3. Ask for portfolio of work-in-progress
Look at projects the company done before and also current ones to see if the company is really into the business.
Ask the contractor/ID if there is any REAL work-in-progress (“WIP”) instead of those in the office, showrooms, etc. Minimum 2 WIP flats to view: one that is going to be completed, and the other one recently completed. When you are at the sites, find the HDB renovation permit to confirm their license as well. If possible, ask for a timing when the owner is in to find out more.
4. Deciding on your renovation terms
Always read through the fine prints in the renovation contract before you sign.
If you require any additional renovation services or works such as engaging a Professional Engineer [PE], electrical wiring, and etc., always get a second opinion/quote from the contractor of that particular work. Your current contractor might over-quote you. In our case, we were quoted SGD$1500 by our contractor to engage a PE but we found one ourselves who quoted us only SGD$550.
5. Be alert in Payments
Do not give much more than what you see in your house. So even if the company winds down, you do not lose everything. There is no hard and fast rule on the payment terms because different quotations works differently.

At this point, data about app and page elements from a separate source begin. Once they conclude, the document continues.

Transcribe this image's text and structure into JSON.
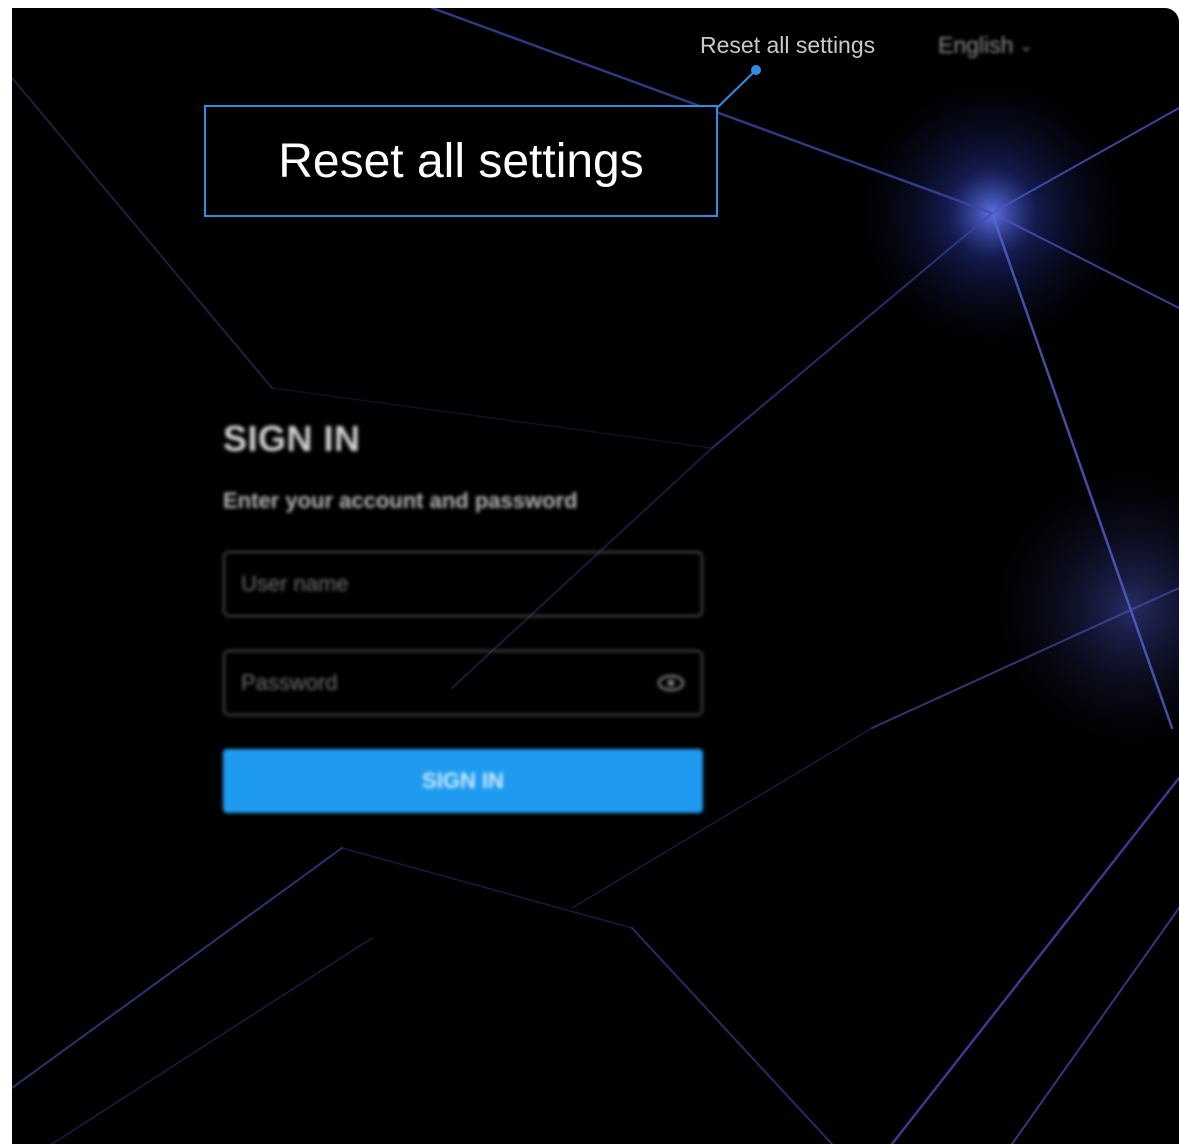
{
  "topbar": {
    "reset_label": "Reset all settings",
    "language_label": "English",
    "language_chevron_icon": "chevron-down-icon"
  },
  "callout": {
    "text": "Reset all settings",
    "border_color": "#2f8de4"
  },
  "signin": {
    "title": "SIGN IN",
    "subtitle": "Enter your account and password",
    "username_placeholder": "User name",
    "password_placeholder": "Password",
    "password_toggle_icon": "eye-icon",
    "button_label": "SIGN IN",
    "button_color": "#1e9bf0"
  }
}
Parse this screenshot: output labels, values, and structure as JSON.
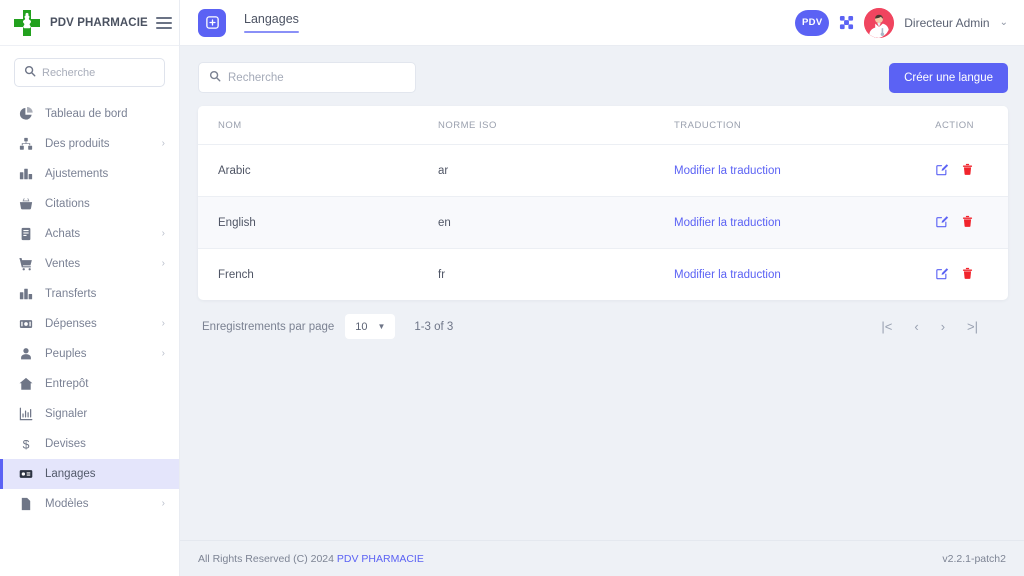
{
  "brand": {
    "name": "PDV PHARMACIE",
    "logo_icon": "pharmacy-cross-icon",
    "menu_icon": "hamburger-menu-icon"
  },
  "sidebar": {
    "search": {
      "placeholder": "Recherche",
      "icon": "search-icon"
    },
    "items": [
      {
        "label": "Tableau de bord",
        "icon": "dashboard-icon",
        "expandable": false,
        "active": false
      },
      {
        "label": "Des produits",
        "icon": "products-icon",
        "expandable": true,
        "active": false
      },
      {
        "label": "Ajustements",
        "icon": "adjustments-icon",
        "expandable": false,
        "active": false
      },
      {
        "label": "Citations",
        "icon": "quotes-basket-icon",
        "expandable": false,
        "active": false
      },
      {
        "label": "Achats",
        "icon": "purchases-icon",
        "expandable": true,
        "active": false
      },
      {
        "label": "Ventes",
        "icon": "sales-cart-icon",
        "expandable": true,
        "active": false
      },
      {
        "label": "Transferts",
        "icon": "transfers-icon",
        "expandable": false,
        "active": false
      },
      {
        "label": "Dépenses",
        "icon": "expenses-icon",
        "expandable": true,
        "active": false
      },
      {
        "label": "Peuples",
        "icon": "people-icon",
        "expandable": true,
        "active": false
      },
      {
        "label": "Entrepôt",
        "icon": "warehouse-home-icon",
        "expandable": false,
        "active": false
      },
      {
        "label": "Signaler",
        "icon": "report-chart-icon",
        "expandable": false,
        "active": false
      },
      {
        "label": "Devises",
        "icon": "currency-dollar-icon",
        "expandable": false,
        "active": false
      },
      {
        "label": "Langages",
        "icon": "languages-card-icon",
        "expandable": false,
        "active": true
      },
      {
        "label": "Modèles",
        "icon": "templates-file-icon",
        "expandable": true,
        "active": false
      }
    ]
  },
  "topbar": {
    "tile_icon": "plus-square-icon",
    "tab_label": "Langages",
    "pdv_badge": "PDV",
    "expand_icon": "fullscreen-icon",
    "avatar_icon": "doctor-avatar",
    "user_name": "Directeur Admin",
    "caret_icon": "chevron-down-icon"
  },
  "toolbar": {
    "search_placeholder": "Recherche",
    "search_icon": "search-icon",
    "create_label": "Créer une langue"
  },
  "table": {
    "columns": [
      "NOM",
      "NORME ISO",
      "TRADUCTION",
      "ACTION"
    ],
    "rows": [
      {
        "nom": "Arabic",
        "iso": "ar",
        "traduction": "Modifier la traduction",
        "edit_icon": "edit-pencil-icon",
        "delete_icon": "trash-icon"
      },
      {
        "nom": "English",
        "iso": "en",
        "traduction": "Modifier la traduction",
        "edit_icon": "edit-pencil-icon",
        "delete_icon": "trash-icon"
      },
      {
        "nom": "French",
        "iso": "fr",
        "traduction": "Modifier la traduction",
        "edit_icon": "edit-pencil-icon",
        "delete_icon": "trash-icon"
      }
    ]
  },
  "pagination": {
    "per_page_label": "Enregistrements par page",
    "per_page_value": "10",
    "range": "1-3 of 3",
    "first_icon": "|<",
    "prev_icon": "‹",
    "next_icon": "›",
    "last_icon": ">|"
  },
  "footer": {
    "copyright": "All Rights Reserved (C) 2024",
    "brand_link": "PDV PHARMACIE",
    "version": "v2.2.1-patch2"
  },
  "colors": {
    "accent": "#5b62f4",
    "brand_green": "#22a11e",
    "danger": "#f1242c",
    "avatar_bg": "#f0455f",
    "page_bg": "#eef1f6",
    "active_nav_bg": "#e4e5fb"
  }
}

No matter how good the company is with its prizes and accreditation, it’s wise to minimize any potential problems. Mr Contractor has seen a few friends in this line whose business are good but due to some unforeseen factors, they are forced to close. They are not cheaters or scammers, it is pure business failure.
We have to know if the company is true and operating for legal profits. HDB licensed contractor will be a safer choice because to become one, they will have to submit supporting invoices of min. 50k and be in the business for a min of 1 year. HDB would also have contacted their various houseowners for feedback.

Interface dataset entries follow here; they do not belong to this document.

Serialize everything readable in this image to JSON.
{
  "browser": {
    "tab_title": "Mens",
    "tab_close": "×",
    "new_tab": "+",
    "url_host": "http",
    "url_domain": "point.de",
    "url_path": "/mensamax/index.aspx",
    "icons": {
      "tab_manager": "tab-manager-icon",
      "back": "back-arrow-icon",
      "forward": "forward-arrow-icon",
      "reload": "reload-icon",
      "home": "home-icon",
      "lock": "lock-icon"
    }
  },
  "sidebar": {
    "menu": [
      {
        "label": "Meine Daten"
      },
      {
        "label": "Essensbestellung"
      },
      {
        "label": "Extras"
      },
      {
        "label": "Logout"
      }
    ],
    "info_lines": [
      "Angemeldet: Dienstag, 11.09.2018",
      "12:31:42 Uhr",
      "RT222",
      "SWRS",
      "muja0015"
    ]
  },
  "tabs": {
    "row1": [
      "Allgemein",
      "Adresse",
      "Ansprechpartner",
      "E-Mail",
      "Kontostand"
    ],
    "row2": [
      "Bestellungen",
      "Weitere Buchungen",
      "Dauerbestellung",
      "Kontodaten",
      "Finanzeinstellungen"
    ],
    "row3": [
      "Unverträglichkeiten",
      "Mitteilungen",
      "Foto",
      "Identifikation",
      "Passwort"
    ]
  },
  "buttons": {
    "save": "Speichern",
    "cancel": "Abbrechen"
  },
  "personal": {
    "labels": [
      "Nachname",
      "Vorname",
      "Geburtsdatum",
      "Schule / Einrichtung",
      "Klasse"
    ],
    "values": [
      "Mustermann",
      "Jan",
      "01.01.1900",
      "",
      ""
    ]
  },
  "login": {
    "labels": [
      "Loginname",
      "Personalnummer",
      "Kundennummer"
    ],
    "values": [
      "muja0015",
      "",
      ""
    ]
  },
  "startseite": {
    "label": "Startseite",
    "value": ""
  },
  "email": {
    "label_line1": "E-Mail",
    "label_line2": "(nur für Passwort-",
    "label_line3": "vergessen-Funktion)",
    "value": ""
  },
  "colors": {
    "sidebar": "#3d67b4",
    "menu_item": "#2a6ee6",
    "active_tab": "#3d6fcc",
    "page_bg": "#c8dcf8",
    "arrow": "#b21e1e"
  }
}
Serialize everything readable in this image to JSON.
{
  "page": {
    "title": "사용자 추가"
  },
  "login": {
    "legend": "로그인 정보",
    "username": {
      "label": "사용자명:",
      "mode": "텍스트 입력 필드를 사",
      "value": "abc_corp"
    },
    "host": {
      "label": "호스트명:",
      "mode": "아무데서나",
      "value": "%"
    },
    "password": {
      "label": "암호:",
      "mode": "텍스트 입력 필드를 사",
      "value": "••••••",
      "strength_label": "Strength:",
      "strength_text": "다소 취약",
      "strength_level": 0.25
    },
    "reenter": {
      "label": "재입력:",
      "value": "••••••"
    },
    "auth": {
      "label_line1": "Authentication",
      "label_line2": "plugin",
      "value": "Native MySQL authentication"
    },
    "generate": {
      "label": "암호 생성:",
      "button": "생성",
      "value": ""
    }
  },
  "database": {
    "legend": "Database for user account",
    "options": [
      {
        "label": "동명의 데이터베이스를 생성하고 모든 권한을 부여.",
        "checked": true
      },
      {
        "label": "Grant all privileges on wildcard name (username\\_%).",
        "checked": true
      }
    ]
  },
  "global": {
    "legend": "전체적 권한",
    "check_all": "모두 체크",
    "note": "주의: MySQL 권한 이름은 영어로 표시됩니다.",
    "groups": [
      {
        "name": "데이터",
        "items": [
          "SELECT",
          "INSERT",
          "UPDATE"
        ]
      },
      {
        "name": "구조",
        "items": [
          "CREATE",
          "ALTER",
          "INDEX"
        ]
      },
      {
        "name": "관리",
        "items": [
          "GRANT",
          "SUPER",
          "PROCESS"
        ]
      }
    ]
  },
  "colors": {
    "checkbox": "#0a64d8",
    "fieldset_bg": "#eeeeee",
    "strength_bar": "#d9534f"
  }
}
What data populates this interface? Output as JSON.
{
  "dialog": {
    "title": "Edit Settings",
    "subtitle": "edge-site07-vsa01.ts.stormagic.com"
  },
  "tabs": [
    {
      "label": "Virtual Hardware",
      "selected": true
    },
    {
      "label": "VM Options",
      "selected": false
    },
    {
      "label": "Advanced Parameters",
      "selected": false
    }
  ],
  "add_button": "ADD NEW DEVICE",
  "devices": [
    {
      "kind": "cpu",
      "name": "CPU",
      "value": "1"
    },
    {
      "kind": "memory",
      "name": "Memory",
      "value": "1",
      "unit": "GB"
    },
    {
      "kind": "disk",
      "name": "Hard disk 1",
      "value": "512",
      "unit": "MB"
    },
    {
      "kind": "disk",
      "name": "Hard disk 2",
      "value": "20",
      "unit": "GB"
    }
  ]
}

The most important is that when you sign the contract, there should be no room for doubts. All questions should be answered. But really, having said so much, there’s indeed no perfect renovation contractor out there. Yes, it is a guarantee that they will make mistakes and blunders so just be prepared mentally and emotionally.
How about us?
We engaged a contractor because we had a rough idea of what design we want, and we wanted to save the designing cost of an ID. On the other hand, DIY is just too much work. According to this DIY story, sometimes the cost savings doesn’t quite justify the time and effort spent.
In the end we went with our friend’s recommendation: Valiancy Enterprise. Our friend engaged the company for carpentry work and had praises for their workmanship. Hence she introduced Alex of Valiancy to me. That also explains why we didn’t ask to see his work in progress projects. Moreover, the company has good reviews on facebook and a few in renotalk.
And of all the IDs and contractors we met, my hubby and I had the most ‘good feeling’ about him. Or should I say chemistry? Anyway, during the sales pitch, he knew what he was saying (not a middleman aka salesman) and not gave us template suggestions and ideas. He’s also not pushy. Valiancy is not exactly the cheapest, but we felt he was honest in his work and prices. Hope we are right!
Next: Find out what to look out for when reading through a renovation quotation.
Do you know of other things to look out for? Share with us in the comments section below. 🙂